At last, some vocabulary I recognise from my school French lessons some 40 years ago. Weather seemed quite popular in those days. Funnily enough, not only did we not have much dying to worry about but I also don't remember many clothes getting mentioned. I remember hat (chapeau) but none of the others so far. I'm wondering how we filled five years of study without mentioning food, drink or clothing!
I did up to A-Level French and before that, our pre-GCSE and GCSE French skills were rather holey.
When we did A-Level French, we went to a school where their GCSE students and below were more involved and had a higher grasp than my school's equivalent. But throughout the whole seven years, not once do I recall hearing about a chapeau or manteau, clothes weren't touched on much.
We certainly entered A-Level looking rather uncultivated!
pleuvoir - il pleut - it rains
pleurer - il pleure - he cries
I made the same mistake!
"Il" in french acts as a dummy subject to preserve the sentence structure. It is very much like how we use "it" as a dummy subject in English. For example, if we say "it's raining", "it" doesn't really refer to anything. It's just there to keep the dummy structure intact.
I've learned French with a textbook. And it said that u have to use "fait" to talk about the weather. Is the textbook wrong?
As Rae pointed out, some weather expressions do, in fact, use "fait". However, some do not ("il pleut.")
When we talk about weather CONDITIONS, we use the faire verb:
Il fait froid.
But when speak about tangible PHENOMENA we don't use faire.
At least that's what they taught at school.
Your textbook is not wrong. When talking about weather conditions, you may say "il fait chaud", "il fait "froid". But when it is snowing, on dit "il neige" and when it rains, on dit "il pleut". https://www.thoughtco.com/french-weather-vocabulary-le-temps-1371465
I took French in high school and I distinctly remember being told that "Il pleut." could mean both "It rains." and "He cries." Have I been lied to again?
your memory is wrong i guess, the french form of "he cries" is "Il pleure" with an "e" at the end instead of a "t"
French has no neutral "it". Everything is either "il" (he/it in English) or "elle" (she/it in English).
French is like English in that its grammar requires an overt subject, even if there really isn't anything making the verb happen.
There's more discussion on this page if you'll read the rest of the comments here.
Is this the same as 'he rains' but in context its just 'it rains'. What about 'C'est pleut'?
The "it" in "it's raining" does not refer to a person or a thing, nor does the "il" in "il pleut". The form of referring to the action of weather is impersonal. "Il pleut" = it's raining.

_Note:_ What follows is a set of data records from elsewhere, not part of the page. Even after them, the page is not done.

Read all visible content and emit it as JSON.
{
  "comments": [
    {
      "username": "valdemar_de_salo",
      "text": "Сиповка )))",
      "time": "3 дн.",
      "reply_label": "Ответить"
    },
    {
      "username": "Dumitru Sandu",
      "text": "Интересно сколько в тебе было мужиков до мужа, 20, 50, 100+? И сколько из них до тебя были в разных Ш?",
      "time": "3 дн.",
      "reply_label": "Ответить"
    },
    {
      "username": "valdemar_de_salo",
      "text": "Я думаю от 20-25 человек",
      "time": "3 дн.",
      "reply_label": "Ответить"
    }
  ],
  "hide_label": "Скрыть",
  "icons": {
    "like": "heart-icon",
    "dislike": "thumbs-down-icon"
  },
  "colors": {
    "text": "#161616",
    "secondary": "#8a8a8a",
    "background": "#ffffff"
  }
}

There is no "c'est pleut" or "il est pleut".
That would be more along the lines of "This is rain."
"Il pleut" is what's known as the impersonal construction. Also, don't let "il=he/elle=she" throw you off. French really does not have a neuter "it". Depending on grammatical gender, everything, even inanimate objects, are "il" or "elle" where in English we would say "it".
pleurer means "to cry", so "he cries" is "il pleure"

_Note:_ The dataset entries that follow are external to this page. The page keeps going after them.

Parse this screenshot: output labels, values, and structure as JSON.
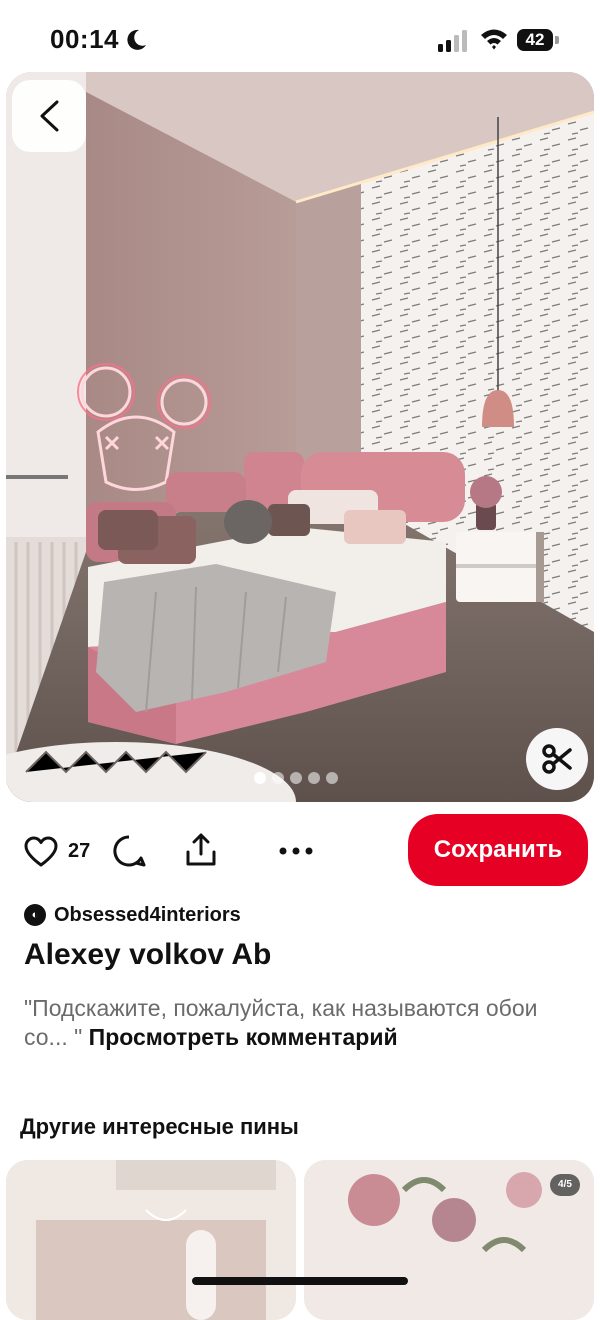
{
  "status_bar": {
    "time": "00:14",
    "battery": "42",
    "icons": [
      "moon-icon",
      "signal-icon",
      "wifi-icon",
      "battery-icon"
    ]
  },
  "pin": {
    "carousel_total": 5,
    "carousel_active": 1,
    "icons": [
      "back-chevron-icon",
      "scissors-icon"
    ]
  },
  "actions": {
    "like_count": "27",
    "save_label": "Сохранить",
    "icons": [
      "heart-icon",
      "comment-icon",
      "share-icon",
      "more-icon"
    ]
  },
  "author": {
    "name": "Obsessed4interiors"
  },
  "title": "Alexey volkov Ab",
  "comment": {
    "text": "\"Подскажите, пожалуйста, как называются обои со... \"",
    "link": "Просмотреть комментарий"
  },
  "more_pins": {
    "section_title": "Другие интересные пины",
    "right_badge": "4/5"
  },
  "colors": {
    "save": "#e60023",
    "accent_pink": "#d48b93"
  }
}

pleuvoir means "to rain", so "it is raining" is "il pleut"
No. For active conditions it's just "il pleut" (it's raining) or "il neige" (it's snowing".
It's only for things like temperature that you use "faire": "Il fait chaud" (it's hot) or "il fait froid" (it's cold).